Being a tree-hugging, lactose intolerant vegetarian in a strange country
As a prelude to the trip, I was constantly asked: “but what will you eat?” I honestly didn’t know. I packed about 20 cliff bars and the like, just in case. That was a wise choice (especially when sick), but the food situation worked out rather well.
For future vegan-type people who go, here’s what worked for me:
- Most places offer a vegetable tagine. They are generally bland and lack protein, but are otherwise fine. It’s cooked at high temperatures and unlikely to have meat-based broths. A safe but boring bet. Bring hot sauce.
- Seek out Lebanese food. I had the best hummus, baba ganoush, tabbouleh and falafel here. Holy smokes, I can’t quantify what makes it so different and good, but it was and now I want more. These meals were also my only significant protein intake (besides cliff bars).
- Pizzas can be custom ordered vegan. Even when there were significant language barriers, I found the locals very eager to help meet my dietary needs. There was never any argument or push back, nor were there any mistakes.
- Bananas can be found on almost any corner and are safe to eat due to the thick skins. This helped me recover from sickness greatly.
Of course, I kept the best for last…
On being windswept:
On being excited about things:
As it turns out, Morocco is about 5% larger in land area than California. That’s a lot of country to explore, but it's also something manageable and knowable.
For a return trip, I’d switch things up. Veronica should have come, and that needs to be corrected for. Next, I’d opt for a 4x4 or small SUV and to bring my full set of high end camera gear. There are so many vistas I wish I could have more richly captured.
Usually, once I’ve visited a place, my sights set towards the next target.
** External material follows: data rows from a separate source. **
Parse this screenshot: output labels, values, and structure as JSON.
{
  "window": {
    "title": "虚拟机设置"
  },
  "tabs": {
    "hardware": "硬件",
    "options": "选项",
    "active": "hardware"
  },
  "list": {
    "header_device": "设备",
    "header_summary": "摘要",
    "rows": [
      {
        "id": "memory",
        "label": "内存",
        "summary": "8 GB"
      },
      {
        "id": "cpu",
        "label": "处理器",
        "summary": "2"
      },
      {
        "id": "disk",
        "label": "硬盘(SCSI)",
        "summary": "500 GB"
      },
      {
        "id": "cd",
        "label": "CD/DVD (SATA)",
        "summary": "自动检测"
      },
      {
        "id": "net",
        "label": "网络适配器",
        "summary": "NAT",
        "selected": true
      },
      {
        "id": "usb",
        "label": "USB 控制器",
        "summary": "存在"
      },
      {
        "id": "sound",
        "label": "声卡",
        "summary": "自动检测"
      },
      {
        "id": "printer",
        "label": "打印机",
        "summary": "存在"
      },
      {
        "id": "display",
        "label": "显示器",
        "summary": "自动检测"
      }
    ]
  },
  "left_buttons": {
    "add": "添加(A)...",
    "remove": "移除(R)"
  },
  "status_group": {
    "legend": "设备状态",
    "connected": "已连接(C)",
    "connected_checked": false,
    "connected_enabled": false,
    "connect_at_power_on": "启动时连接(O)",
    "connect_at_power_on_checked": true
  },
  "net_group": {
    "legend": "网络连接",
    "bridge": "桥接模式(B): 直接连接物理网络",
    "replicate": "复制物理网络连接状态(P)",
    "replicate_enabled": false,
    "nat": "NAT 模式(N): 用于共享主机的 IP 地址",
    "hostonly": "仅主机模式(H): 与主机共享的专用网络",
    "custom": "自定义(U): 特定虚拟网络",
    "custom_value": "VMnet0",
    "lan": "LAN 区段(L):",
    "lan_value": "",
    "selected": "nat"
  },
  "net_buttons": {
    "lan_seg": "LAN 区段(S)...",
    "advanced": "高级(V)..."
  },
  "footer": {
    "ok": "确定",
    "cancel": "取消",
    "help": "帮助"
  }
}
With Morocco, I’m still staring at it, ready to go back at a moments notice.